How Growth Rates Impact P/E Ratios
Companies that shrink earnings per share quickly will rapidly decrease the 'E' in the equation. That means even if the current P/E is low, it will increase over time if the share price stays flat. Then, a higher P/E might scare off shareholders, pushing the share price down.
Swallowfield's earnings per share fell by 41% in the last twelve months. And EPS is down 9.2% a year, over the last 3 years. This could justify a low P/E.
How Does Swallowfield's P/E Ratio Compare To Its Peers?
The P/E ratio essentially measures market expectations of a company. You can see in the image below that the average P/E (17.5) for companies in the personal products industry is roughly the same as Swallowfield's P/E.
Its P/E ratio suggests that Swallowfield shareholders think that in the future it will perform about the same as other companies in its industry classification. The company could surprise by performing better than average, in the future. I would further inform my view by checking insider buying and selling., among other things.
Don't Forget: The P/E Does Not Account For Debt or Bank Deposits
It's important to note that the P/E ratio considers the market capitalization, not the enterprise value. In other words, it does not consider any debt or cash that the company may have on the balance sheet. Hypothetically, a company could reduce its future P/E ratio by spending its cash (or taking on debt) to achieve higher earnings.

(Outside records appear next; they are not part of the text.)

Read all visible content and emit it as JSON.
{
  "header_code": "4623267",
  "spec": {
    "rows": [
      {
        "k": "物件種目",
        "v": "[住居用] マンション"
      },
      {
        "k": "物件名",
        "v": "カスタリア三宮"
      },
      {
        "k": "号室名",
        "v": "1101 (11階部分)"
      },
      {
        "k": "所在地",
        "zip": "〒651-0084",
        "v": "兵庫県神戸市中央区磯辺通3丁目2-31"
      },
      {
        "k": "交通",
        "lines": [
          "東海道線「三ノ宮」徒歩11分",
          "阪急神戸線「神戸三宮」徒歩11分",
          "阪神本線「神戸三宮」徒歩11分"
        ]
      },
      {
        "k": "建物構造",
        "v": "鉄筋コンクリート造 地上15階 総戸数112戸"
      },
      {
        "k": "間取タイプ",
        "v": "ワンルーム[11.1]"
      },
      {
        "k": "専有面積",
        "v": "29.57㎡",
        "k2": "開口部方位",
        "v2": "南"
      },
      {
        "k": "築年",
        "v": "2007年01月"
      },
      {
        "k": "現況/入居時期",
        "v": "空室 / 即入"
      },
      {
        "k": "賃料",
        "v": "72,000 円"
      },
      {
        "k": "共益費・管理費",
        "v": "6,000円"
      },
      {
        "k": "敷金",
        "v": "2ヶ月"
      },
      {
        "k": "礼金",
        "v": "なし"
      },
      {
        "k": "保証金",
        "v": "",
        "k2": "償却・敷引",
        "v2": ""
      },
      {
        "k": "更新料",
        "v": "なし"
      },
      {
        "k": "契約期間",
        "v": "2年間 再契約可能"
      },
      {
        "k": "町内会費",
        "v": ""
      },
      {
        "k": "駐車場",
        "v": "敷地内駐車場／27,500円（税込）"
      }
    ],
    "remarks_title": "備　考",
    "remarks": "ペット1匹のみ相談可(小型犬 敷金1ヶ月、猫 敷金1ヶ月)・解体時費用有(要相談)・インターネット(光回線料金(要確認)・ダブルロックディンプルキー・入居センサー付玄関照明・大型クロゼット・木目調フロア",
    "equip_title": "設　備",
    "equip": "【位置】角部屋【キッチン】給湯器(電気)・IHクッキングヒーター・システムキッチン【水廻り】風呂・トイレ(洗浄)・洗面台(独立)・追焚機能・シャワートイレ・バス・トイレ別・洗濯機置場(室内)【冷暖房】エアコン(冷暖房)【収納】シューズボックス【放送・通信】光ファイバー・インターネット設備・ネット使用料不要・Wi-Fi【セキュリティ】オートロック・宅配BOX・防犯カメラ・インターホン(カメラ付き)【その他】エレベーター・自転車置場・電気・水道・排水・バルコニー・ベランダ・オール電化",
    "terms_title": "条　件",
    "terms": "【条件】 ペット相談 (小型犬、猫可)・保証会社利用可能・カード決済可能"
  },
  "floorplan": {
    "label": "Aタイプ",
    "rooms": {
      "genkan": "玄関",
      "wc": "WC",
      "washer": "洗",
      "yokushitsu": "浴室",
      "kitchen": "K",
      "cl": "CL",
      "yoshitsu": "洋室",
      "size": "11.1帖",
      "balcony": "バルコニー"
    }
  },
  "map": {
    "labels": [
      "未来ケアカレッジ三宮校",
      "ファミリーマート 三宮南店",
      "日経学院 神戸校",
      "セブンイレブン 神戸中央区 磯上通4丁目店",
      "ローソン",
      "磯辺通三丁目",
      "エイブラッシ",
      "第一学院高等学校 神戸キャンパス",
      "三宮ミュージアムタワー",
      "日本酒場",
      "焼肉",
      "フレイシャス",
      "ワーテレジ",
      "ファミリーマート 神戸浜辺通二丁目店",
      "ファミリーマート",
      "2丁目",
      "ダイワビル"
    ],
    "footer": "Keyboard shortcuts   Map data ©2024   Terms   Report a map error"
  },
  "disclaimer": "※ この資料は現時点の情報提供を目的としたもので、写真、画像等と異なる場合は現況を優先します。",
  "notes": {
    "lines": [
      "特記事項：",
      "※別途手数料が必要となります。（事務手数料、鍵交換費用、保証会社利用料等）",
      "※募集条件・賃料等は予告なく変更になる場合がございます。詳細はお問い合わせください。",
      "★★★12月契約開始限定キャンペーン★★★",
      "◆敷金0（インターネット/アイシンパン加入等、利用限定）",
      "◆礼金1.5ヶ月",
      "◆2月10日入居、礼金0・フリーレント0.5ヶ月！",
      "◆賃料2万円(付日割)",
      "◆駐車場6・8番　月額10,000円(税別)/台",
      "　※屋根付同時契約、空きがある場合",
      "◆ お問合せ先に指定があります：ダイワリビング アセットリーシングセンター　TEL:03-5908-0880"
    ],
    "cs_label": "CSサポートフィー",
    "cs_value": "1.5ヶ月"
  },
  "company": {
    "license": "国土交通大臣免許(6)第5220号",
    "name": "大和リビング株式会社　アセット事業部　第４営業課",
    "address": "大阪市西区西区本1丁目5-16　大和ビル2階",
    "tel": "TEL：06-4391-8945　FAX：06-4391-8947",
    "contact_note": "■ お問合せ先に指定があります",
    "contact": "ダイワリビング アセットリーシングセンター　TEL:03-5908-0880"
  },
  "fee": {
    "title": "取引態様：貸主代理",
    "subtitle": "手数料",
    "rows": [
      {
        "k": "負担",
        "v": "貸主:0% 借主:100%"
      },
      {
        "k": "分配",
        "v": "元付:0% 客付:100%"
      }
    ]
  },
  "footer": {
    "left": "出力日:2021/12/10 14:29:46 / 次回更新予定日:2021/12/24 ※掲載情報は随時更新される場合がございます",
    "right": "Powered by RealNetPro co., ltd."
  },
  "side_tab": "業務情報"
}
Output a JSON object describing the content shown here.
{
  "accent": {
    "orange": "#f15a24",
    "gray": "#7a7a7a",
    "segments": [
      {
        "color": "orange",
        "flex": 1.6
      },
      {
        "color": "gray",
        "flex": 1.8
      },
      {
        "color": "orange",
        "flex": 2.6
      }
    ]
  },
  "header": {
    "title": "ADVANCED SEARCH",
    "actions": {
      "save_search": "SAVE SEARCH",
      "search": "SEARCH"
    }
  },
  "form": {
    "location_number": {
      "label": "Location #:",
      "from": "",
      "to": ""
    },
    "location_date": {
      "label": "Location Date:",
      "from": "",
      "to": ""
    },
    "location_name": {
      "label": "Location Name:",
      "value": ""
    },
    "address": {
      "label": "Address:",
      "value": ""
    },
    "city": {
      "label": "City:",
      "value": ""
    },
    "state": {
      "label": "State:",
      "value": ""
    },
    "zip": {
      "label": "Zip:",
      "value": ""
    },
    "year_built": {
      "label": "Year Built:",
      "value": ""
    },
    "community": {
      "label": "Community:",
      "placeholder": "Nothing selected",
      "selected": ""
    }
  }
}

While growth expenditure doesn't always pay off, the point is that it is a good option to have; but one that the P/E ratio ignores.
Is Debt Impacting Swallowfield's P/E?
Net debt totals just 6.1% of Swallowfield's market cap. The market might award it a higher P/E ratio if it had net cash, but its unlikely this low level of net borrowing is having a big impact on the P/E multiple.
The Bottom Line On Swallowfield's P/E Ratio
Swallowfield has a P/E of 17.5. That's around the same as the average in the GB market, which is 16.3. With modest debt, and a lack of recent growth, it would seem the market is expecting improvement in earnings.
Investors have an opportunity when market expectations about a stock are wrong. If the reality for a company is better than it expects, you can make money by buying and holding for the long term. So this free visual report on analyst forecasts could hold the key to an excellent investment decision.
Of course you might be able to find a better stock than Swallowfield. So you may wish to see this free collection of other companies that have grown earnings strongly.
We aim to bring you long-term focused research analysis driven by fundamental data. Note that our analysis may not factor in the latest price-sensitive company announcements or qualitative material.
If you spot an error that warrants correction, please contact the editor at firstname.lastname@example.org. This article by Simply Wall St is general in nature. It does not constitute a recommendation to buy or sell any stock, and does not take account of your objectives, or your financial situation. Simply Wall St has no position in the stocks mentioned. Thank you for reading.